## Required work
Pull every line with "Internet" from the data below and copy it.

## Data for processing
____________________

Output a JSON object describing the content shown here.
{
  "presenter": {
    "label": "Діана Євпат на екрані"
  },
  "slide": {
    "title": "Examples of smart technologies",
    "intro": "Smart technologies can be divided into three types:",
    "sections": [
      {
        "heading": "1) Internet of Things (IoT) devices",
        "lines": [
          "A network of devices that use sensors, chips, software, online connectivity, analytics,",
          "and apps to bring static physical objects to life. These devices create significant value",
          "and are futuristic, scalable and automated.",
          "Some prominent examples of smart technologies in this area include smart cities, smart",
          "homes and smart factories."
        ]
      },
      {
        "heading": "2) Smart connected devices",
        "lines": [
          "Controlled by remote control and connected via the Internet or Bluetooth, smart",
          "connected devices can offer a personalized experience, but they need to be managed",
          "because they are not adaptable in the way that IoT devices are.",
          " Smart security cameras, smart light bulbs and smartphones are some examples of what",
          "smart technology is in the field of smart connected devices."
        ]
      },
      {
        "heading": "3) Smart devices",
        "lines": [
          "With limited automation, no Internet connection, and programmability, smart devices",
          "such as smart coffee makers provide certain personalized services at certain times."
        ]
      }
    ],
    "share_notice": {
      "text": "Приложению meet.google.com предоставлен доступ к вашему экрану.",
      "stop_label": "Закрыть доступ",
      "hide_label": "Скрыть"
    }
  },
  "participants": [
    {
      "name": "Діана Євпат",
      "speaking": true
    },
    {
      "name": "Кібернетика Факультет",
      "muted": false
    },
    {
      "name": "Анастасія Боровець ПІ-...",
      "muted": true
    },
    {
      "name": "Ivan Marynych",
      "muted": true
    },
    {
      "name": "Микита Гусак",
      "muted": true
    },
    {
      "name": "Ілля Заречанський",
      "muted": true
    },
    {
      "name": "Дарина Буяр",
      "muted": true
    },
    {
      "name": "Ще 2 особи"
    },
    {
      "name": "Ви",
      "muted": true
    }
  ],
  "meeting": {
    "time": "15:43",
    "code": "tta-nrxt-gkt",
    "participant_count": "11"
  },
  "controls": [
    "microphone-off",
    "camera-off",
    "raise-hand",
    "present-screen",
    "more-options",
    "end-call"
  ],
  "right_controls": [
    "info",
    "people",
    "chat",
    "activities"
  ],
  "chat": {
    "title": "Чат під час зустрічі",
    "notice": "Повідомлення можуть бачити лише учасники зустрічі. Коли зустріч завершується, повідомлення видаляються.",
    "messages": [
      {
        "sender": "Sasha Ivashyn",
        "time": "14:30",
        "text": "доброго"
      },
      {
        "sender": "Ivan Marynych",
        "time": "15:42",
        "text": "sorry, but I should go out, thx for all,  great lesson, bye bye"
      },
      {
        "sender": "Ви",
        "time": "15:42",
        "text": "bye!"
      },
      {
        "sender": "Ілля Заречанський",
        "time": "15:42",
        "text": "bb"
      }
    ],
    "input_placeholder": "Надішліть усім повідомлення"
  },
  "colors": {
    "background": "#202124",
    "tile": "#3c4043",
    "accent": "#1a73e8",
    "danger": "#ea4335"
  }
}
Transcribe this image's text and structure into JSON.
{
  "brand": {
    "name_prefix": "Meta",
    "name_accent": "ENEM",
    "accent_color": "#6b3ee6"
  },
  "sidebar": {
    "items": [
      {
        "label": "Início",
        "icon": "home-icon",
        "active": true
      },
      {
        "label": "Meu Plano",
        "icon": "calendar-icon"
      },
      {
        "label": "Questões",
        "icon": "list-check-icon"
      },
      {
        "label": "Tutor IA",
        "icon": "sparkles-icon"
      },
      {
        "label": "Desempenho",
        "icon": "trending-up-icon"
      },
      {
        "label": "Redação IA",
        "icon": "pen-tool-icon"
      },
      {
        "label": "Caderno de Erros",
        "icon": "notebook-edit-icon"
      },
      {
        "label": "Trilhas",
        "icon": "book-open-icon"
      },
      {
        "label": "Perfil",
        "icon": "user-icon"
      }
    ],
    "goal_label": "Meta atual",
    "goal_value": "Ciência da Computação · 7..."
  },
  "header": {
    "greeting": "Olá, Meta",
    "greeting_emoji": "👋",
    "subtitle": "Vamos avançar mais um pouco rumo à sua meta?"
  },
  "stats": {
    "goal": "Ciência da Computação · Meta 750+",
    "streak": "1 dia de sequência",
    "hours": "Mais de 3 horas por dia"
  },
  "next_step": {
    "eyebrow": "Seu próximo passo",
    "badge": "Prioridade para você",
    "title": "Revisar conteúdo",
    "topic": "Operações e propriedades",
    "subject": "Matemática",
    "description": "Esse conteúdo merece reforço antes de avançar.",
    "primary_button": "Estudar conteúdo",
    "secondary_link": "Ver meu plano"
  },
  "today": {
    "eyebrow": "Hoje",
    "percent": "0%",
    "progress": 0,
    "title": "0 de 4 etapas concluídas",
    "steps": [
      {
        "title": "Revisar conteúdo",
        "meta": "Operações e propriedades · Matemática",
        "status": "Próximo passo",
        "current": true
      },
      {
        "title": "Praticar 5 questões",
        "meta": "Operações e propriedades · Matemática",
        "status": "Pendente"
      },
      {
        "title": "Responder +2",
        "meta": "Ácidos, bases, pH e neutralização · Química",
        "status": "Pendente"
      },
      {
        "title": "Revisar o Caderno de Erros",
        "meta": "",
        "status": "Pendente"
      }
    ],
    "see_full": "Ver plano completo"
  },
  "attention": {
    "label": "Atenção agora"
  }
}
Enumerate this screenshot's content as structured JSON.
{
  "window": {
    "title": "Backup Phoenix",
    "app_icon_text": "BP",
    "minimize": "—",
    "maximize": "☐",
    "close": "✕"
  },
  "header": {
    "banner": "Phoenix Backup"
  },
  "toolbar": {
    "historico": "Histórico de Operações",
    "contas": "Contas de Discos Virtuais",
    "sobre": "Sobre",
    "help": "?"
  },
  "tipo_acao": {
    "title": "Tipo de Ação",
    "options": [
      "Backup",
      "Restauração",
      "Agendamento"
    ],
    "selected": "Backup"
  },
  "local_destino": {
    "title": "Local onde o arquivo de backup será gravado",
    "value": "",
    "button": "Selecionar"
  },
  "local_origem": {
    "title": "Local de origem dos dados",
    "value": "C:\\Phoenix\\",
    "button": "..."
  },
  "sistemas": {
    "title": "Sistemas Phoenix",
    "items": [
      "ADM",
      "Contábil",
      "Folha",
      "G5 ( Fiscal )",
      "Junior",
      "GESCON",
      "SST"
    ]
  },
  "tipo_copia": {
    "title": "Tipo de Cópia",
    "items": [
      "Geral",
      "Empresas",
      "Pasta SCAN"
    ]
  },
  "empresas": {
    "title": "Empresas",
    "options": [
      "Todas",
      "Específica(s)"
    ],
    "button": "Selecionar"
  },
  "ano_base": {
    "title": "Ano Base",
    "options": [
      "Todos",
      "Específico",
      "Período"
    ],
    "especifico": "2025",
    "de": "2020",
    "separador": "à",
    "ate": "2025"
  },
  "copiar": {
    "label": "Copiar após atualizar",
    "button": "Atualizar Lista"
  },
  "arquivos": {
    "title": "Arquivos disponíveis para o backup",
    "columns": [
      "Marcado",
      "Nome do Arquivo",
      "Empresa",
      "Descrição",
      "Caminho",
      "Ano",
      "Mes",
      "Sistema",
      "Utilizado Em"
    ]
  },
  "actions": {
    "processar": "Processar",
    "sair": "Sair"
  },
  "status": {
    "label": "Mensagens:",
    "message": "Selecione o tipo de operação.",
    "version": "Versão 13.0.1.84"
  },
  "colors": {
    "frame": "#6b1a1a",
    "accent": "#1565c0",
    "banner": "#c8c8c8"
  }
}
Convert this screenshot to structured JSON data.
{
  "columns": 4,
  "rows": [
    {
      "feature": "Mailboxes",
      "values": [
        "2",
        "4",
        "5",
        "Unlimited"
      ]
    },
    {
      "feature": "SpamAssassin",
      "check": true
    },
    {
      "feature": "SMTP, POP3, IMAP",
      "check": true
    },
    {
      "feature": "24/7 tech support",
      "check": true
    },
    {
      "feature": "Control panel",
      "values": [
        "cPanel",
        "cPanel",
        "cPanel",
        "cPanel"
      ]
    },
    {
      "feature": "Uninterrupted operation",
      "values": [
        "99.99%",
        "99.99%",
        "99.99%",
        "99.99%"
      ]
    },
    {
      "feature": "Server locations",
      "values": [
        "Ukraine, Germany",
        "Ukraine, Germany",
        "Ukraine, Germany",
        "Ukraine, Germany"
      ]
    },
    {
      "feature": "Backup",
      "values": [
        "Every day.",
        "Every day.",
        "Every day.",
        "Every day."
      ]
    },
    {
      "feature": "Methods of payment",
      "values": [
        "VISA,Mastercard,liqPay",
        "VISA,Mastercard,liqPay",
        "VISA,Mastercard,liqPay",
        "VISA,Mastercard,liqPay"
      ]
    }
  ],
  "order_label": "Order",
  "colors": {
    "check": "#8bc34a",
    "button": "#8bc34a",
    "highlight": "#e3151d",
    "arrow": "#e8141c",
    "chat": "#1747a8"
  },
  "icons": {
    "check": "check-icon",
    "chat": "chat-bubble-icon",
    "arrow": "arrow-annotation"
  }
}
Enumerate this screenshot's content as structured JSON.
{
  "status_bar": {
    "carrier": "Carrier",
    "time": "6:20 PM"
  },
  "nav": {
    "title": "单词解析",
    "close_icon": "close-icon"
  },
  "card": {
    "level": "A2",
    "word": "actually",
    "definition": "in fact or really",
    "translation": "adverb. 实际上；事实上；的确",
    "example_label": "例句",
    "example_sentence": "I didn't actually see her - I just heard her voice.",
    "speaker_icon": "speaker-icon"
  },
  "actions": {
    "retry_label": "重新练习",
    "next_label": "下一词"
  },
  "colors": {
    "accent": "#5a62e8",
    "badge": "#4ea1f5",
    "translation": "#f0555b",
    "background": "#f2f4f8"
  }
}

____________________

## Response box
        "heading": "1) Internet of Things (IoT) devices",
          "Controlled by remote control and connected via the Internet or Bluetooth, smart",
          "With limited automation, no Internet connection, and programmability, smart devices",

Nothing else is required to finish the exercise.